    Margaret: “And your Scottish brogue is perfectly dreadful!”
    Largo: “True. I guess I’ll have to edit that a little in my forum post.”
    Margaret: “Why do you even bother with that stupid forum?”
    Largo: “It’s not stupid, honey. I think that the forum is a whole lot of fun.”
    Margaret: “Well, I think it’s a colossal waste of time. Besides, they all hate me on that stinking forum.”
    Largo: “They don’t hate you there, dear. They just …”
    Margaret: “They think I’m a joke. I despise that forum!”
    Largo: “But I always defend and protect you on the forum, don’t I?”
    Margaret: “I don’t need your protection! You’re not my father!”
    Largo: “That’s true, but I’m your guardian and you’re my ward.”
    Margaret: “No — more like I’m Robin to your failed Batman.”
    Largo: “Hey, that would’ve worked! We could’ve been a dynamic crimefighting duo if you hadn’t stopped with the training.”
    Margaret: “Don’t be ridiculous!”
    Largo: (shaking his head) “And if you had just shown more patience with the grappling hook exercises …”
    Margaret: “Stop it! I’m not a part of your silly delusions!”
    Largo: “You are a part of my world. I was there for you when no one else was and …”
    Margaret: “No! Stop it! Stop it! You’re tearing me apart!!!”
    Largo: “Please calm down, darling.”
    Margaret: “It’s all because of you and that stupid forum! Why did you ever tell me about that wretched place. It’s all your fault, Largo!”
    Largo: “Honey, please just calm down now.”
    Margaret: “Don’t you ‘Honey’ me! This is all your fault! You and that awful Columbo Podcast Forum! They all made me hate myself. Well, I like myself now. I like myself just fine!” [she draws out a revolver and aims it at Largo]
    Largo: “Wha — now put the gun down, Margaret. That’s not the answer. Please put the gun down and let’s calmly talk this over.”
    Margaret: “I don’t need you. I never needed you.”
    Battleposter: “Warning! Warning! Danger, master! Danger!”
    Largo: “Protection Protocol Delta!”
    Margaret: (interrupting) “Emergency cancellation Archimedes!”
    Battleposter: [the defense droid comes to a complete stop and powers down]
    Largo: (hoarsely under his breath) “Oh, crap.”
    Margaret: “I’ve got to stop these voices in my head … all of these voices that sound just like you! Largo must die!!!” [she fires the gun at Largo]
    Revolver: “BLAM! BLAM! BLAM! BLAM!”
    Largo: [he crashes to the floor with a loud thud]
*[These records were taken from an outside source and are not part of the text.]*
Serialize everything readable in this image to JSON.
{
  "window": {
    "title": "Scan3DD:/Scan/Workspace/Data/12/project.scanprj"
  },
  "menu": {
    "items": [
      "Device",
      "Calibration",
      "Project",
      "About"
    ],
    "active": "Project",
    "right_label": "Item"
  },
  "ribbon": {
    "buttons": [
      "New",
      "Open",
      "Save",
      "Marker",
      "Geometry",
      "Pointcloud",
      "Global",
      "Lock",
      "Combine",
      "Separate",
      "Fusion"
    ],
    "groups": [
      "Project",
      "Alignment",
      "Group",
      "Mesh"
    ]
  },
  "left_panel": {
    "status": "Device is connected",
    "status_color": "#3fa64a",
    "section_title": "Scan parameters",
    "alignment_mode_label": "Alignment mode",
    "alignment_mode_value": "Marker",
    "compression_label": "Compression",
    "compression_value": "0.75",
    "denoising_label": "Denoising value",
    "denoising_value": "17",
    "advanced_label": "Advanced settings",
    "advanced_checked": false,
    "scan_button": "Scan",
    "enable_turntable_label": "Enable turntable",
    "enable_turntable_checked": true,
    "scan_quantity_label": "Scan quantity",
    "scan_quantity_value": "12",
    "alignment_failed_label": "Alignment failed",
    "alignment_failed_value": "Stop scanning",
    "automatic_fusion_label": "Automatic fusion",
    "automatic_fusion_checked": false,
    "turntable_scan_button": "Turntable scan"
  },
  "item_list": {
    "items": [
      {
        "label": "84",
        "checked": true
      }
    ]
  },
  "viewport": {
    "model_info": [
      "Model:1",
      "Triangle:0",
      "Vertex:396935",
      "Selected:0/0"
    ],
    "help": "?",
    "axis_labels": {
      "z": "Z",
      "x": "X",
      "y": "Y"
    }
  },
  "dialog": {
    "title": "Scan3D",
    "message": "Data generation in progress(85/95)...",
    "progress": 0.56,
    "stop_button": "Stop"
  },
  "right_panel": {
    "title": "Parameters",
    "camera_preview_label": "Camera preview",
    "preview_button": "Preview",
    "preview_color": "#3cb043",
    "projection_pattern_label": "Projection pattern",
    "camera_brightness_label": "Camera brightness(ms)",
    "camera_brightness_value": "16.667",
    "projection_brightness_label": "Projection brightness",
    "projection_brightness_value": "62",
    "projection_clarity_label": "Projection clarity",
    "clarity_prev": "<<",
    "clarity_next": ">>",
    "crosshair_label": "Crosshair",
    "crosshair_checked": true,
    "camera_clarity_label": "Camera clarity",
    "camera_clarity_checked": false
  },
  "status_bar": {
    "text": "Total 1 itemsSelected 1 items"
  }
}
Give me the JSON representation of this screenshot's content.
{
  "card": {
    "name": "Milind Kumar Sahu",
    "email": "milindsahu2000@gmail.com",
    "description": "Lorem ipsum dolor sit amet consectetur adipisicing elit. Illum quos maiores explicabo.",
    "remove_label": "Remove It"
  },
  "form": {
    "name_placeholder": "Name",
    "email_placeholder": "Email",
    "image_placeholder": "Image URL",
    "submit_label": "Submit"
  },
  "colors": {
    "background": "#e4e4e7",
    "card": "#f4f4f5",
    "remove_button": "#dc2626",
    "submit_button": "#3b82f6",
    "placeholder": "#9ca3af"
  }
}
    • Ian Baxter

      Biting the hand that feeds you! With Margaret on the loose and Largo lying under the electric blanket I suggest Gerry and Iain lock the studio door! I wonder if the young girl in next weeks episode is going to be compared to Margaret? 😉

  • Harry Seaward
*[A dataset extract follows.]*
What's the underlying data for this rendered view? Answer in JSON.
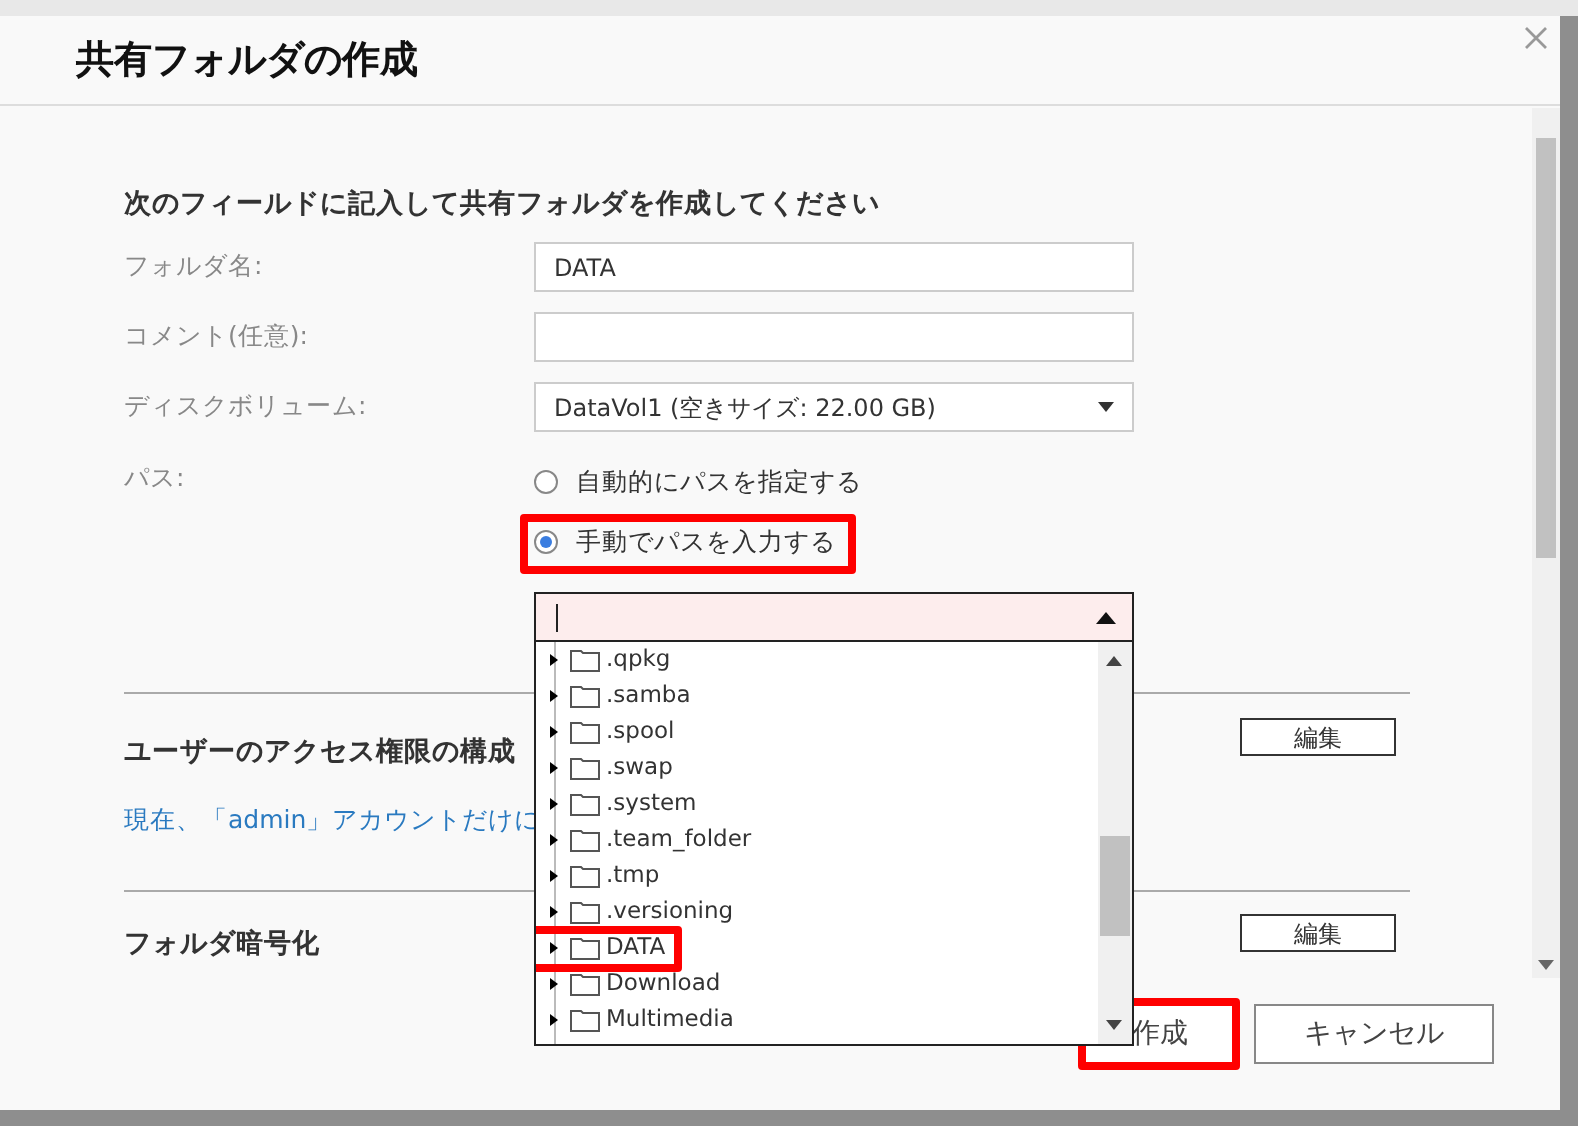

    Sorry to chime in more than a year if you publish this podcast, but I just watch this episode and noticed something interesting I thought you might be able to explain. [Spoiler alert!] In the third act Calombo reveals that the gold buckle must have still been in the museum because it was recorded in inventory on tape by the brother. This seems necessary to me because I remember, the first act, the police Photographer taking pictures of the crime scene took a photograph of the display case which contained the belt buckle. When I went back to rewatch this scene, I noticed he did Indeed to take a photograph of the display case that would have shown the buckle still in the case. And in fact, if you watch the scene carefully you can see that, when he asked Lt. Coumbo if he could move so he could continue photographing, what he actually said was that he wanted to get a picture of the “artifacts.” However it appears to have been redubbed to say “articles.”
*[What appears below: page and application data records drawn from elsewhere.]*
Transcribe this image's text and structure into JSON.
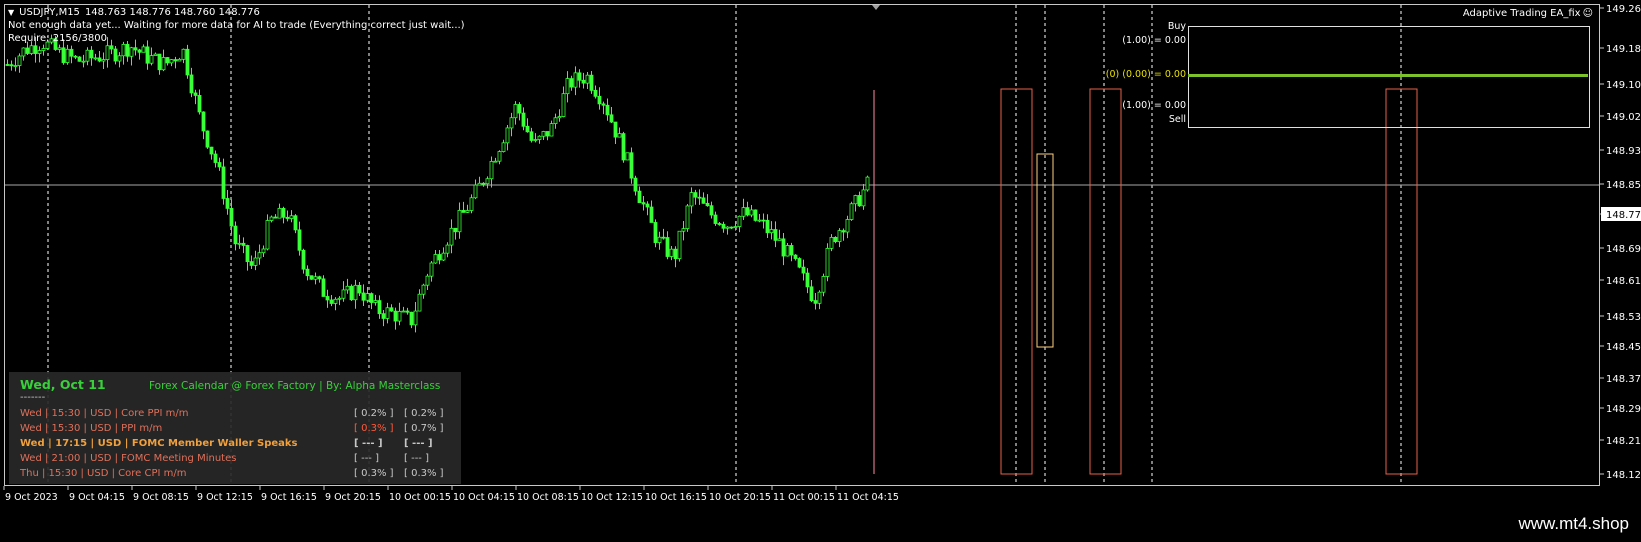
{
  "symbol_info": {
    "symbol": "USDJPY,M15",
    "ohlc": "148.763 148.776 148.760 148.776",
    "status": "Not enough data yet... Waiting for more data for AI to trade (Everything correct just wait...)",
    "require": "Require: 2156/3800"
  },
  "ea_name": "Adaptive Trading EA_fix",
  "ai_panel": {
    "buy_label": "Buy",
    "sell_label": "Sell",
    "buy_value": "(1.00) = 0.00",
    "mid_value": "(0) (0.00) = 0.00",
    "sell_value": "(1.00) = 0.00"
  },
  "price_axis": {
    "ticks": [
      "149.260",
      "149.180",
      "149.100",
      "149.020",
      "148.935",
      "148.850",
      "148.776",
      "148.690",
      "148.610",
      "148.530",
      "148.450",
      "148.370",
      "148.290",
      "148.210",
      "148.125"
    ],
    "current": "148.776"
  },
  "time_axis": {
    "ticks": [
      "9 Oct 2023",
      "9 Oct 04:15",
      "9 Oct 08:15",
      "9 Oct 12:15",
      "9 Oct 16:15",
      "9 Oct 20:15",
      "10 Oct 00:15",
      "10 Oct 04:15",
      "10 Oct 08:15",
      "10 Oct 12:15",
      "10 Oct 16:15",
      "10 Oct 20:15",
      "11 Oct 00:15",
      "11 Oct 04:15"
    ]
  },
  "calendar": {
    "date": "Wed, Oct 11",
    "title": "Forex Calendar @ Forex Factory | By: Alpha Masterclass",
    "separator": "-------",
    "events": [
      {
        "text": "Wed  |  15:30  |  USD  |  Core PPI m/m",
        "actual": "[ 0.2% ]",
        "forecast": "[ 0.2% ]",
        "color": "#e0705a",
        "actual_color": "#c8c8c8"
      },
      {
        "text": "Wed  |  15:30  |  USD  |  PPI m/m",
        "actual": "[ 0.3% ]",
        "forecast": "[ 0.7% ]",
        "color": "#e0705a",
        "actual_color": "#ff5a3c"
      },
      {
        "text": "Wed  |  17:15  |  USD  |  FOMC Member Waller Speaks",
        "actual": "[ --- ]",
        "forecast": "[ --- ]",
        "color": "#f0a03c",
        "actual_color": "#c8c8c8"
      },
      {
        "text": "Wed  |  21:00  |  USD  |  FOMC Meeting Minutes",
        "actual": "[ --- ]",
        "forecast": "[ --- ]",
        "color": "#e0705a",
        "actual_color": "#c8c8c8"
      },
      {
        "text": "Thu  |  15:30  |  USD  |  Core CPI m/m",
        "actual": "[ 0.3% ]",
        "forecast": "[ 0.3% ]",
        "color": "#e0705a",
        "actual_color": "#c8c8c8"
      }
    ]
  },
  "chart_data": {
    "type": "candlestick",
    "symbol": "USDJPY",
    "timeframe": "M15",
    "ylim": [
      148.125,
      149.26
    ],
    "current_price": 148.776,
    "close_path": [
      149.1,
      149.14,
      149.16,
      149.13,
      149.11,
      149.12,
      149.13,
      149.15,
      149.12,
      149.1,
      149.14,
      148.95,
      148.82,
      148.62,
      148.55,
      148.68,
      148.7,
      148.55,
      148.49,
      148.47,
      148.5,
      148.44,
      148.43,
      148.41,
      148.55,
      148.63,
      148.7,
      148.78,
      148.88,
      148.99,
      148.88,
      148.93,
      149.05,
      149.07,
      149.0,
      148.88,
      148.75,
      148.63,
      148.58,
      148.75,
      148.7,
      148.67,
      148.7,
      148.67,
      148.62,
      148.55,
      148.47,
      148.63,
      148.7,
      148.776
    ],
    "colors": {
      "candle": "#38ff38",
      "grid": "#ffffff",
      "box": "#e8604a",
      "box2": "#ffd080",
      "pink_line": "#ff8aa0"
    }
  },
  "watermark": "www.mt4.shop"
}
    If I had to guess, I would say that when they filmed this episode they had planned on using the photographs taken at the crime scene to prove that the buckle was still in place prior to the murder. But later for some reason they used the tape recording as proof (and dubbed the audio to hide the fact). Although I can’t for th life of me figure out why the change? I know that when they produced these shows they often shot extra scenes that could be included to make the show the right length depending on how many ads were sold, but this change seems to be more plot-related than for timing. Just wondering if you had any thoughts.